We’ve all heard the saying, “You never get a second chance to make a first impression.” The same could be said for the moment when you’re reunited with your date. Those first few moments set the tone for your time spent together — either positively or negatively. Greeting your sweetheart with affection communicates this person’s importance to you while reminding your partner of the good feelings you share when you’re in each other’s company, and trigger reciprocal feelings of his or her own.
A number of small gestures can be combined in order to ensure that your reunion goes well:
- Make sure to set aside your phone and any other distractions first, and then give your partner your full attention as you exchange greetings.
- Share a six-second kiss.
- Say that you’re happy to see your partner again.
If you’re used to a more casual way of saying “hello” and “goodbye,” these seemingly simple gestures of affection might feel awkward at first, but letting your partner know that you’re happy to see him or her creates an important, positive transition between your time apart and the time you spend together.
In a long-term relationship, Dr. Gottman says that having a “stress-reducing conversation” is a great way to kick off a couple’s reunion time together. “The one thing research has discovered,” says Dr. Gottman, “is that if they take 15 minutes apiece to talk about what’s stressful about the day, and their partner is an ally in listening — without giving advice or problem-solving — that can be very important.

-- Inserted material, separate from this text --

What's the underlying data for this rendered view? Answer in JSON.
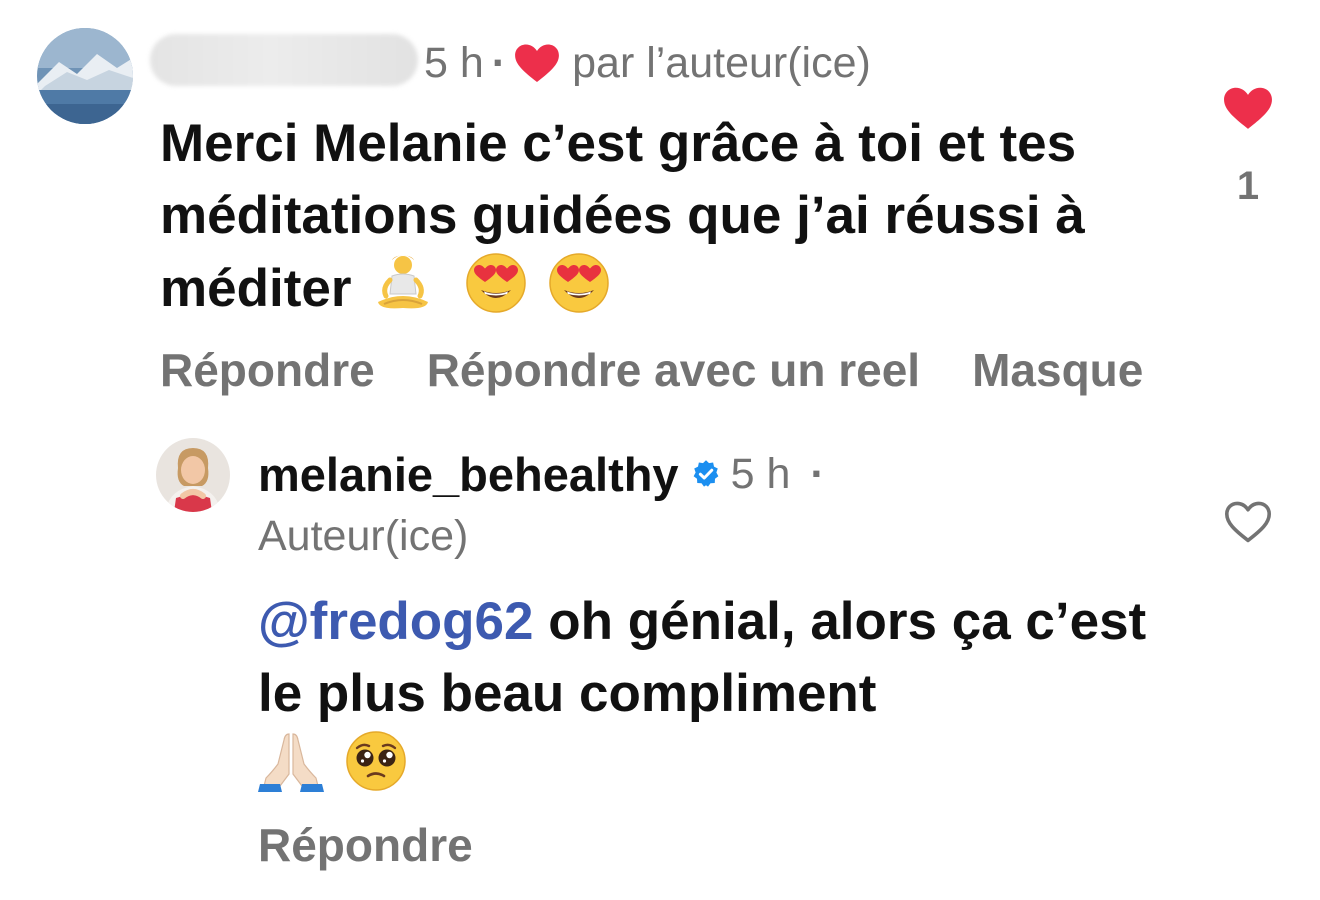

You have to have a time when you really have your partner’s ears; it’s a time when you really can connect.”
How to make saying “goodbye” even sweeter
Setting a few minutes aside to properly say “goodbye” to each other can make a dramatic difference in a couple’s thoughts about the relationship during the time they spend apart. So before you zoom off into the world going different directions, take a minute to communicate how much you enjoyed your time together — and maybe touch base about when you’ll be getting together again in the near future. If you don’t have a plan for your next date, just establishing when you’ll be talking to each other next (“I’ll call you tomorrow”) can help a couple maintain their feelings of connection with each other.
You should also make a point of asking what’s ahead for your sweetie so you can provide the right kind of support later on. “One of the most important things to do in parting is to find out what your partner’s day is going to be like,” Dr. Gottman says. “Find out about anything that is important that’s going to happen to your partner that day. If she’s going to have lunch with a friend or he has a critical phone call or important meeting scheduled, know about that and what it means to her or him.”
And yes, before saying goodbye to your partner (for now, anyway), don’t forget to savor that six-second kiss!
You can read the original article here. Have a lovely and loving week.
All for now,